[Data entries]
BEGIN

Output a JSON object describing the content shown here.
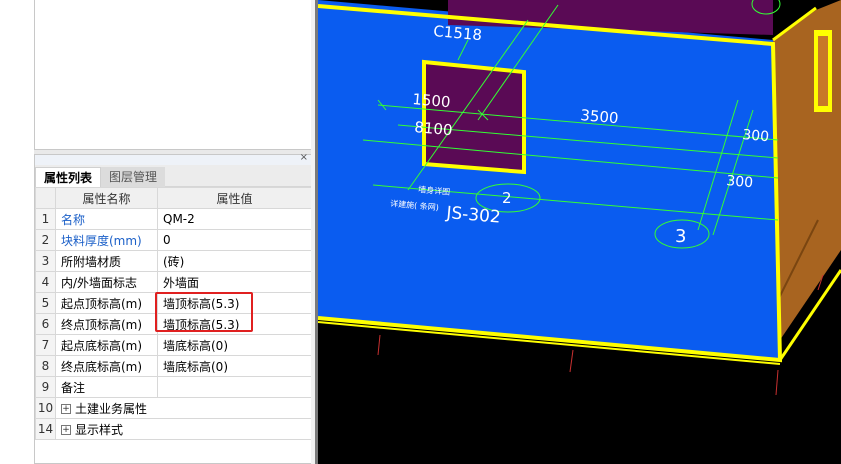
{
  "panel": {
    "close_glyph": "×",
    "tabs": [
      {
        "label": "属性列表"
      },
      {
        "label": "图层管理"
      }
    ],
    "columns": {
      "name": "属性名称",
      "value": "属性值"
    },
    "rows": [
      {
        "num": "1",
        "name": "名称",
        "value": "QM-2"
      },
      {
        "num": "2",
        "name": "块料厚度(mm)",
        "value": "0"
      },
      {
        "num": "3",
        "name": "所附墙材质",
        "value": "(砖)"
      },
      {
        "num": "4",
        "name": "内/外墙面标志",
        "value": "外墙面"
      },
      {
        "num": "5",
        "name": "起点顶标高(m)",
        "value": "墙顶标高(5.3)"
      },
      {
        "num": "6",
        "name": "终点顶标高(m)",
        "value": "墙顶标高(5.3)"
      },
      {
        "num": "7",
        "name": "起点底标高(m)",
        "value": "墙底标高(0)"
      },
      {
        "num": "8",
        "name": "终点底标高(m)",
        "value": "墙底标高(0)"
      },
      {
        "num": "9",
        "name": "备注",
        "value": ""
      },
      {
        "num": "10",
        "name": "土建业务属性",
        "value": "",
        "expander": "+"
      },
      {
        "num": "14",
        "name": "显示样式",
        "value": "",
        "expander": "+"
      }
    ]
  },
  "viewport": {
    "labels": {
      "window_tag": "C1518",
      "dim_1500": "1500",
      "dim_8100": "8100",
      "dim_3500": "3500",
      "dim_300_a": "300",
      "dim_300_b": "300",
      "axis_2": "2",
      "axis_3": "3",
      "detail_ref": "JS-302",
      "note_1": "墙身详图",
      "note_2": "详建施( 条网)"
    },
    "colors": {
      "wall": "#0a5cf0",
      "edge": "#ffff00",
      "dim_lines": "#33ff33",
      "window": "#5a0a55",
      "side": "#a86420",
      "axis_red": "#c83030"
    }
  }
}
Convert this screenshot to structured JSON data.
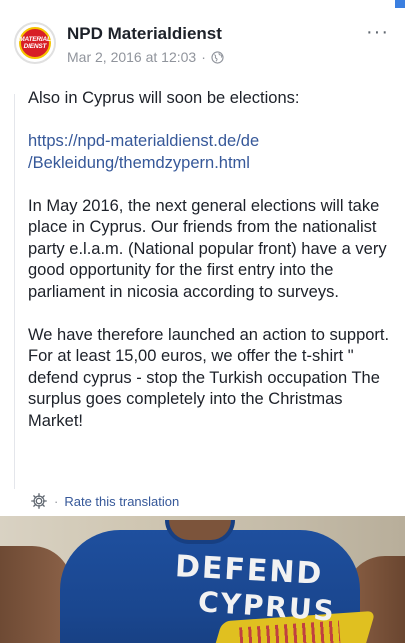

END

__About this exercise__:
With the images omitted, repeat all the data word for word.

__Response__:
Output a JSON object describing the content shown here.
{
  "panel": {
    "close_glyph": "×",
    "tabs": [
      {
        "label": "属性列表"
      },
      {
        "label": "图层管理"
      }
    ],
    "columns": {
      "name": "属性名称",
      "value": "属性值"
    },
    "rows": [
      {
        "num": "1",
        "name": "名称",
        "value": "QM-2"
      },
      {
        "num": "2",
        "name": "块料厚度(mm)",
        "value": "0"
      },
      {
        "num": "3",
        "name": "所附墙材质",
        "value": "(砖)"
      },
      {
        "num": "4",
        "name": "内/外墙面标志",
        "value": "外墙面"
      },
      {
        "num": "5",
        "name": "起点顶标高(m)",
        "value": "墙顶标高(5.3)"
      },
      {
        "num": "6",
        "name": "终点顶标高(m)",
        "value": "墙顶标高(5.3)"
      },
      {
        "num": "7",
        "name": "起点底标高(m)",
        "value": "墙底标高(0)"
      },
      {
        "num": "8",
        "name": "终点底标高(m)",
        "value": "墙底标高(0)"
      },
      {
        "num": "9",
        "name": "备注",
        "value": ""
      },
      {
        "num": "10",
        "name": "土建业务属性",
        "value": "",
        "expander": "+"
      },
      {
        "num": "14",
        "name": "显示样式",
        "value": "",
        "expander": "+"
      }
    ]
  },
  "viewport": {
    "labels": {
      "window_tag": "C1518",
      "dim_1500": "1500",
      "dim_8100": "8100",
      "dim_3500": "3500",
      "dim_300_a": "300",
      "dim_300_b": "300",
      "axis_2": "2",
      "axis_3": "3",
      "detail_ref": "JS-302",
      "note_1": "墙身详图",
      "note_2": "详建施( 条网)"
    },
    "colors": {
      "wall": "#0a5cf0",
      "edge": "#ffff00",
      "dim_lines": "#33ff33",
      "window": "#5a0a55",
      "side": "#a86420",
      "axis_red": "#c83030"
    }
  }
}
Convert this screenshot to structured JSON data.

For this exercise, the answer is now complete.